• EXERCISE DESCRIPTION:
Below are the records; tally the lines in them that include the word "value" and reply with the number alone.

(Dataset rows for apps and sites)
====
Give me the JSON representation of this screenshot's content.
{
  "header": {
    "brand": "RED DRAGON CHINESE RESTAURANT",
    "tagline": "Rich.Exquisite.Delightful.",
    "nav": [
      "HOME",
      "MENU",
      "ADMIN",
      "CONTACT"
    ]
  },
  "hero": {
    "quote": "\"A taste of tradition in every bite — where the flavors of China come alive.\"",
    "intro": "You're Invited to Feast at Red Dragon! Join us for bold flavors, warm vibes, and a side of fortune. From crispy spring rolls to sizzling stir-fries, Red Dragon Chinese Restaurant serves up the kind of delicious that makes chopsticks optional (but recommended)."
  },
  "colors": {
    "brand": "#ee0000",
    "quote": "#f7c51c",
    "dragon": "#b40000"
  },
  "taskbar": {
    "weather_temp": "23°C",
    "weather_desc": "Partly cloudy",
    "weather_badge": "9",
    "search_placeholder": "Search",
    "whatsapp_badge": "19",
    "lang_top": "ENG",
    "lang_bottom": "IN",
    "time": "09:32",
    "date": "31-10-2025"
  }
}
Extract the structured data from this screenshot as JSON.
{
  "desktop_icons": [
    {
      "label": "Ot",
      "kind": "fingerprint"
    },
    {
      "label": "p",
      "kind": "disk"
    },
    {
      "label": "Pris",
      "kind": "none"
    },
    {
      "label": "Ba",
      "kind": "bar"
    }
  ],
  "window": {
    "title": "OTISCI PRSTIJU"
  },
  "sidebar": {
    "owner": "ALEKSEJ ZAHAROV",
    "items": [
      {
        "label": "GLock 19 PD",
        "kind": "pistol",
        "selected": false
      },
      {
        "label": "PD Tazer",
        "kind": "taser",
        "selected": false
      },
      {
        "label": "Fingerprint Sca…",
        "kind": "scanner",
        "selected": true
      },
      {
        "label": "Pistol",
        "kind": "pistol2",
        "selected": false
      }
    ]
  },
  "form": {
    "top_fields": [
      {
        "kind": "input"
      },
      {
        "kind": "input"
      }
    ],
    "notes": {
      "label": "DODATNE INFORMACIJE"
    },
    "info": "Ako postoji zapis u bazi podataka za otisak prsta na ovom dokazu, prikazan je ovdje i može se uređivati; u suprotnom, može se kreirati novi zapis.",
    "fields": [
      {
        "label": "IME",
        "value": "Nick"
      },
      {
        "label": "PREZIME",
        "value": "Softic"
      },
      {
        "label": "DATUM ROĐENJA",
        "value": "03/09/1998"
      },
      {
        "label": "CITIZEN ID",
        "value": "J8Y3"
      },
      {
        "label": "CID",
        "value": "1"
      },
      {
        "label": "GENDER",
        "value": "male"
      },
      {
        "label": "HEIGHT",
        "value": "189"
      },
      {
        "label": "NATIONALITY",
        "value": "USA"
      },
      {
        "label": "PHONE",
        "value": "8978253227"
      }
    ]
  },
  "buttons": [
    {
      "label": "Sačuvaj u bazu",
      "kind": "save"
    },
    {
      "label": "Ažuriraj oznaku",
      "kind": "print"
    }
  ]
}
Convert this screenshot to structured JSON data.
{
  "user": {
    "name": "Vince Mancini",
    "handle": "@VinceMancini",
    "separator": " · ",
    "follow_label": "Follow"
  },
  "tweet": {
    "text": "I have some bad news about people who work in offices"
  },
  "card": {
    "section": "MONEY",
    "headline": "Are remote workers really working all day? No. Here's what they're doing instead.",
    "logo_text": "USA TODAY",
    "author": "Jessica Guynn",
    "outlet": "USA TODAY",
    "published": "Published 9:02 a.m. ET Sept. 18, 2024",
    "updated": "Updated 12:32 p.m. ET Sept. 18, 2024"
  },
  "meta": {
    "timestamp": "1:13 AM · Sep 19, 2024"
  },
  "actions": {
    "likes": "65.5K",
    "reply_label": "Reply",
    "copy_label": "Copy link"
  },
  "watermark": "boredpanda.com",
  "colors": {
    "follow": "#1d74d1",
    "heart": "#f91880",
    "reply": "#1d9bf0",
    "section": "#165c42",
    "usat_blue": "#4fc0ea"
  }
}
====
• COMPLETED TASK:
9